Carnegie Hall reopened in late 1986 with a musical question: Had an extensive interior renovation harmed the hall's magic sound?

No way, officials said. Hadn't management removed padding from new seats after tests showed they absorbed more sound than the old ones? Two years later, many critics have decided Carnegie's old sound went the way of its old seats.The problems raise the question of whether acoustics is science, art or magic - or luck. "To a certain extent you're shooting craps," admits Cyril Harris, an acoustician for almost 40 years.

When you sit in a concert hall you hear two kinds of sound: direct, which comes straight from the stage, and reflected, which bounces - off the wall, the ceiling, the shoulder of the person in the next seat - before hitting your ear.

The first reflected sound should hit the ear 20 to 60 milliseconds after leaving the stage, and it should reverberate for just under two seconds - the approximate time in such great halls as Amsterdam's Concertgebouw, Boston's Symphony Hall and Vienna's Grosser Musikvereinsaal.

Most of the world's great halls date from the late 19th century, and share a rectangular layout; irregular, ornamented interiors that scatter sound; heavy plaster and wood, which reflect sound well; and fewer than 2,800 seats.

Acousticians have learned how to shape walls that scatter sound in the fashion of three-dimensional wall surfaces.
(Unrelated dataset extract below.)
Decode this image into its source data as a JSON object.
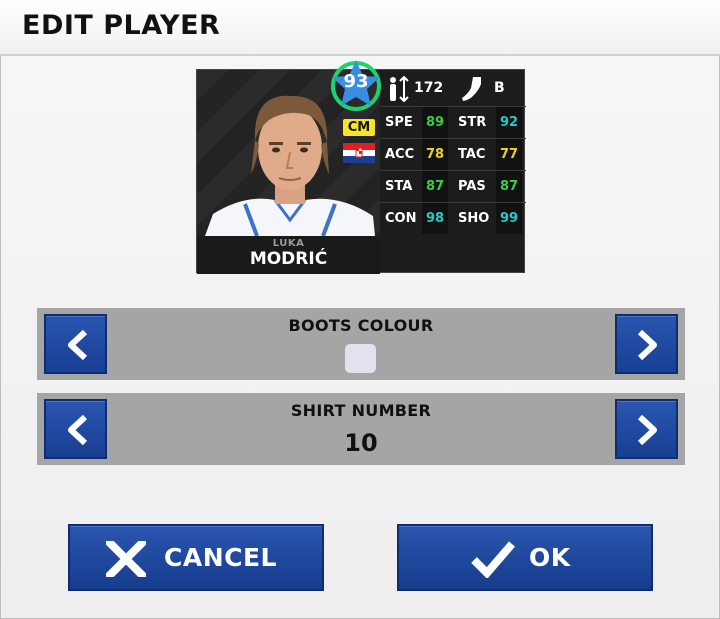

They also use "quadratic residue diffusers" - textured panels on ceilings or walls that spread sound.

Lasers can show how light waves bounce around a room, giving a clue to how sound waves move through the space; computers make it feasible to analyze huge amounts of test data; models can highlight gross defects before construction.
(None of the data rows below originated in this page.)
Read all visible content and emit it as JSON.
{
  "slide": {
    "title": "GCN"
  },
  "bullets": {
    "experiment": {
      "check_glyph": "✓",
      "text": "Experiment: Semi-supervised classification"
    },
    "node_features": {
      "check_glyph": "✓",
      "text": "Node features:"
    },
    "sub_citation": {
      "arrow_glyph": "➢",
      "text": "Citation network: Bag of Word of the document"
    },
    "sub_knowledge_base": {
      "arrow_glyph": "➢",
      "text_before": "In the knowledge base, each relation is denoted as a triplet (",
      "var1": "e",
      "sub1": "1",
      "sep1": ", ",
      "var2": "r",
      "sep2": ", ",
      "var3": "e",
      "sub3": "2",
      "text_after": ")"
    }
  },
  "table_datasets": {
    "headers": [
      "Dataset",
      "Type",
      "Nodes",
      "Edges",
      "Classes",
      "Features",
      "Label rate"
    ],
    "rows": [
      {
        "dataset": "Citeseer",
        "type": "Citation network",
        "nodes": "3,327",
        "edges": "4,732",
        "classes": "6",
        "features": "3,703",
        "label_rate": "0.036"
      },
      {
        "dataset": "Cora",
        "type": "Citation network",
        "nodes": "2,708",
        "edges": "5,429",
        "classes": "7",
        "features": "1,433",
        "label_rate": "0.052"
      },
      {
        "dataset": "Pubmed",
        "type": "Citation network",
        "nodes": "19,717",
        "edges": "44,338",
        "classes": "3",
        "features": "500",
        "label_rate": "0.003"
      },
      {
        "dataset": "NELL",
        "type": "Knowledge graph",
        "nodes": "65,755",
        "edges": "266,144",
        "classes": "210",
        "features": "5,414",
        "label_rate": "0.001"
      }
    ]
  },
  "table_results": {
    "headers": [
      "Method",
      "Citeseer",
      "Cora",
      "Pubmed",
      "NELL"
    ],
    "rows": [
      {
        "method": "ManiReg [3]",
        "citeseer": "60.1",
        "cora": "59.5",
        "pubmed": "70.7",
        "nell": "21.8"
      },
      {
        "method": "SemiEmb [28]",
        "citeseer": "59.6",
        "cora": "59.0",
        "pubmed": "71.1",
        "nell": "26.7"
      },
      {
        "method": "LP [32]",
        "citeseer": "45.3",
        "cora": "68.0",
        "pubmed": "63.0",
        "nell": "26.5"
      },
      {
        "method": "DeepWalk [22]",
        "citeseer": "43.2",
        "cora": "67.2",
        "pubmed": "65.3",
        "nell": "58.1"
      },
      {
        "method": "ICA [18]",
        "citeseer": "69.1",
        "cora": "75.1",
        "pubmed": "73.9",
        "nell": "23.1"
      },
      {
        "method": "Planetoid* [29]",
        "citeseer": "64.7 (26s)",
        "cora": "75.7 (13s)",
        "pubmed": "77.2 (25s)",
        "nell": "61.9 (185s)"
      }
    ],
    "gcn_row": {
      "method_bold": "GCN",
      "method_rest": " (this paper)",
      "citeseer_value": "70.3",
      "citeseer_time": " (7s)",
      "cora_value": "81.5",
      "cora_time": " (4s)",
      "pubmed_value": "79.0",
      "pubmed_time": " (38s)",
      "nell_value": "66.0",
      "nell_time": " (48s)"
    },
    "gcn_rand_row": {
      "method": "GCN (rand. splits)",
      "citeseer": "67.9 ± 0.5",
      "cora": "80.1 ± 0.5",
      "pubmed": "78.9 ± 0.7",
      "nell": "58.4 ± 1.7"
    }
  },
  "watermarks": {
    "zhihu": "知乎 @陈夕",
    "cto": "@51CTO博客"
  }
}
Electronically assisted resonance was first used in 1964 at the Royal Festival Hall in London, whose problems stemmed from a low ceiling. Rather than raise the roof, management installed speakers, each with a microphone and an amplifier tuned to a certain low-frequency band to increase reverberation.